Would you copy all lines in the data that contain the word "this"?

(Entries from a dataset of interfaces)
------------------------------------
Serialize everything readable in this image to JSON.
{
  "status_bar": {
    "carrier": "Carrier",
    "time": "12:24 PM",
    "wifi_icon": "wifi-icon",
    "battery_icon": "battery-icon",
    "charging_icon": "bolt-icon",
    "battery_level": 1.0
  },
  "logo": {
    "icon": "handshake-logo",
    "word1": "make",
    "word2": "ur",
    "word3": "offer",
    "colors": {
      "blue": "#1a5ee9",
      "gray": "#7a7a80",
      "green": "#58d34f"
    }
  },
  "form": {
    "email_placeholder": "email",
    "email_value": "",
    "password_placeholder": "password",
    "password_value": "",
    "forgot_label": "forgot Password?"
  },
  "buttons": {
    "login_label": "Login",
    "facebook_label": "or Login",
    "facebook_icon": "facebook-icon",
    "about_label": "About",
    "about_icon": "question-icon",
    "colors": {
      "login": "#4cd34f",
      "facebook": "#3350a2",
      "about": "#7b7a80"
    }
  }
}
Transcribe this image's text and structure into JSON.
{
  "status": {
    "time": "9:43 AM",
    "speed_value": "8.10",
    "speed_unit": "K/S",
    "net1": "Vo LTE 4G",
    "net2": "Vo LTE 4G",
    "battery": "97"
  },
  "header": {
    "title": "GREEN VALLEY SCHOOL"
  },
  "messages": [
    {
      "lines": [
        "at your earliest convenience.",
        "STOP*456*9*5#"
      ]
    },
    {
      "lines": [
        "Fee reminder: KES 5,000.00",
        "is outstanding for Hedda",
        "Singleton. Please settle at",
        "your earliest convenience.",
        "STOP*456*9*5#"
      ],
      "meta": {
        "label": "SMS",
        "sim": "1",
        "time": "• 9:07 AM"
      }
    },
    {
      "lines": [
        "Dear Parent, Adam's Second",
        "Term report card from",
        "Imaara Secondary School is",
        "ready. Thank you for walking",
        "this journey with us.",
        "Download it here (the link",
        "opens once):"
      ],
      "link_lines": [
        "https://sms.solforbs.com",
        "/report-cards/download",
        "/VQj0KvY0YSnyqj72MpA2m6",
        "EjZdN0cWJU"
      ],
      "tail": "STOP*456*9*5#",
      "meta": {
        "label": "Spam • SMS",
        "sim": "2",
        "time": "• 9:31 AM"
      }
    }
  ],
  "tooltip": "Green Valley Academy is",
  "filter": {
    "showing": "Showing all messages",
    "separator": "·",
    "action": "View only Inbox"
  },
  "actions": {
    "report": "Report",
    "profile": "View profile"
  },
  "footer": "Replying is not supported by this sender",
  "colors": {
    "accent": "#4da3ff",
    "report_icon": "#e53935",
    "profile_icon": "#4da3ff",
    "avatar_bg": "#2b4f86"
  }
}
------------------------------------
## Solution to the exercise
Serialize everything readable in this image to JSON.
Transcribe this image's text and structure into JSON.
        "this journey with us.",
  "footer": "Replying is not supported by this sender",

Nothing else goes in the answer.